Jacob's Room is Virgina Woolf's first truly experimental novel. It is a portrait of a young man, who is both representative and victim of the social values which led Edwardian society into war. Jacob's life is traced from childhood, life at Cambridge University to his early adult life in artistic London. Jacob consistently yearns for something greater and, in an attempt to resuscitate his love of the classics, he embarks on a voyage to the Mediterranean before the begins and his fate is forever altered. In 1922 E. M. Forster wrote of Jacob's Room, 'amazing...a new type of fiction has swum into view'. Impressionistic in style, experimental in approach, this narrative is as inspired now as it was when it first appeared.
An experimental novel about a young man who yearns for something greater than his everyday life holds
Virginia Woolf stands as the chief figure of modernism in England and must be included with Joyce and Proust in the realisation of experimental achievements that have completely broken with tradition New York Times

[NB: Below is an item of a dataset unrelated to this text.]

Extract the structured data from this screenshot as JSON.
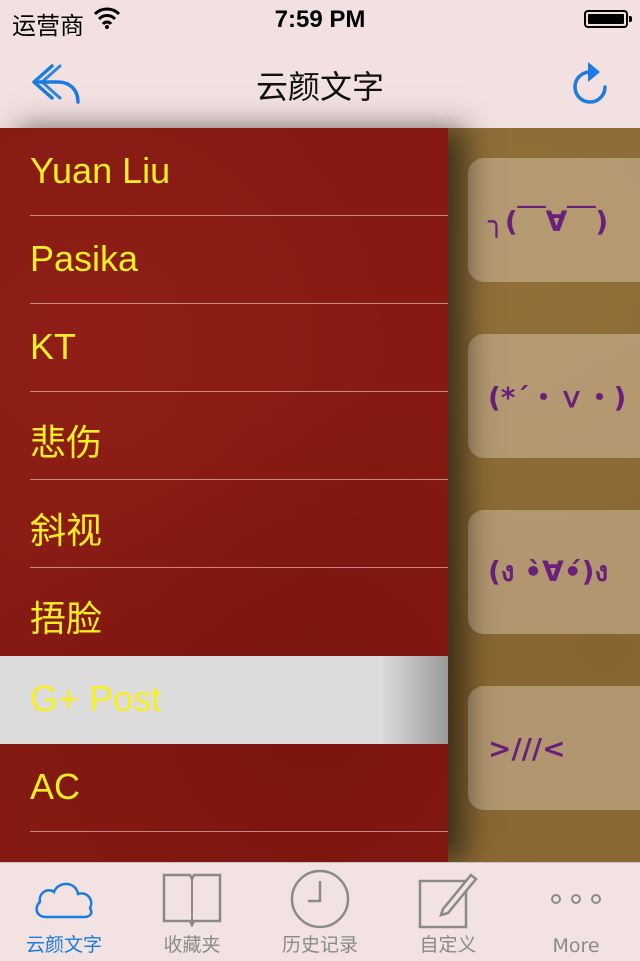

Virginia Woolf was born in London in 1882, the daughter of Sir Leslie Stephen, first editor of The Dictionary of National Biography. After his death in 1904 Virginia and her sister, the painter Vanessa Bell, moved to Bloomsbury and became the centre of 'The Bloomsbury Group'. This informal collective of artists and writers which included Lytton Strachey and Roger Fry, exerted a powerful influence over early twentieth-century British culture. In 1912 Virginia married Leonard Woolf, a writer and social reformer. Three years later, her first novel The Voyage Out was published, followed by Night and Day (1919) and Jacob's Room (1922). These first novels show the development of Virginia Woolf's distinctive and innovative narrative style. It was during this time that she and Leonard Woolf founded The Hogarth Press with the publication of the co-authored Two Stories in 1917, hand-printed in the dining room of their house in Surrey. Between 1925 and 1931 Virginia Woolf produced what are now regarded as her finest masterpieces, from Mrs Dalloway (1925) to the poetic and highly experimental novel The Waves (1931). She also maintained an astonishing output of literary criticism, short fiction, journalism and biography, including the playfully subversive Orlando (1928) and A Room of One's Own (1929) a passionate feminist essay. This intense creative productivity was often matched by periods of mental illness, from which she had suffered since her mother's death in 1895. On 28 March 1941, a few months before the publication of her final novel, Between the Acts, Virginia Woolf committed suicide.